Laboratory Test Interactions
None well documented.
Mild transient orthostatic hypotension; bradycardia; tachycardia.
Blurred vision; narrow-angle glaucoma; pupillary dilation.
Drowsiness; euphoria; disorientation; agitation; memory loss; disturbed behavior.
Dry mouth; constipation; GI irritation.
Hyperthermia; heat stroke.
Category C .
Safety and efficacy not established.
Patients over 60 yr of age may have increased adverse reactions; dosage reduction and observation may be needed.
Special Risk Patients
Use with caution in patients with glaucoma, prostatic hypertrophy, epilepsy, cardiac arrhythmias, hypertension, hypotension, tendency toward urinary retention, liver or kidney disorders, obstructive disease of GI or GU tract, tachycardia or those who are taking other drugs with anticholinergic activity.
Fatal hyperthermia has occurred. Use with caution during hot weather.
Narrow-angle glaucoma may occur.
Characterized by adverse reactions. Also: Circulatory collapse, cardiac arrest, respiratory depression or arrest, CNS depression preceded or followed by stimulation, intensification of mental symptoms or toxic psychosis in mentally ill patients treated with neuroleptic drugs (eg, phenothiazines), shock, coma, stupor, seizures, convulsions, ataxia, anxiety, incoherence, hyperactivity, combativeness, anhidrosis, hyperpyrexia, fever, hot/dry/flushed skin, dry mucous membranes, dysphagia, foul-smelling breath, decreased bowel sounds, dilated and sluggish pupils.
- Explain that doses will be tapered gradually before stopping to avoid withdrawal reaction.
- Advise patient that increasing fluid intake will help decrease dry mouth and constipation.
- Instruct patient to pay particular attention to dental hygiene because of problems associated with decreased salivation (eg, increased risk of caries).
- Tell patient that stool softeners may be used if constipation occurs. Small doses of milk of magnesia may be helpful.
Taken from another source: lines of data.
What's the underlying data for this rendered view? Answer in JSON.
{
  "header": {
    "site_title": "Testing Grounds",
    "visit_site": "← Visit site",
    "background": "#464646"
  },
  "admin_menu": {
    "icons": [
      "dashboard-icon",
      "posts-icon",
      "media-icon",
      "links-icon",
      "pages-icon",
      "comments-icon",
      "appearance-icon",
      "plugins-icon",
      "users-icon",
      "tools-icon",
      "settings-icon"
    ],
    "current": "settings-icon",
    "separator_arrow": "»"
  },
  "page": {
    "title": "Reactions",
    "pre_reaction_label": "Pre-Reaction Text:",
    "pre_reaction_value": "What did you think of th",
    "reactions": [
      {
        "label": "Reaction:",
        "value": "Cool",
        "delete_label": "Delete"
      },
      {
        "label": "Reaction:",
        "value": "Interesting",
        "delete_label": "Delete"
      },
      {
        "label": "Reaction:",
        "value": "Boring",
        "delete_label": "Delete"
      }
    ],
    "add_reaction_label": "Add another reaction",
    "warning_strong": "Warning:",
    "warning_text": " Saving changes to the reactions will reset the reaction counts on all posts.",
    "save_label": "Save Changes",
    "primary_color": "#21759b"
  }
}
- Warn patient to drink plenty of fluids and take precautions against hyperthermia in hot weather.
- Instruct patient to obtain periodic eye exams during long-term treatment to monitor for glaucoma.
- Advise patient that wearing sunglasses outdoors will help to minimize photophobia.
- Tell patient that vision may be blurry during first 2 to 3 wk of treatment.
- Instruct patient to take sips of water frequently, suck on ice chips or sugarless hard candy or chew sugarless gum if dry mouth occurs.
- Caution patient to avoid sudden position changes to prevent orthostatic hypotension.
- Instruct patient to avoid intake of alcoholic beverages or other CNS depressants.
- Advise patient that drug may cause drowsiness, and to use caution while driving or performing other tasks requiring mental alertness.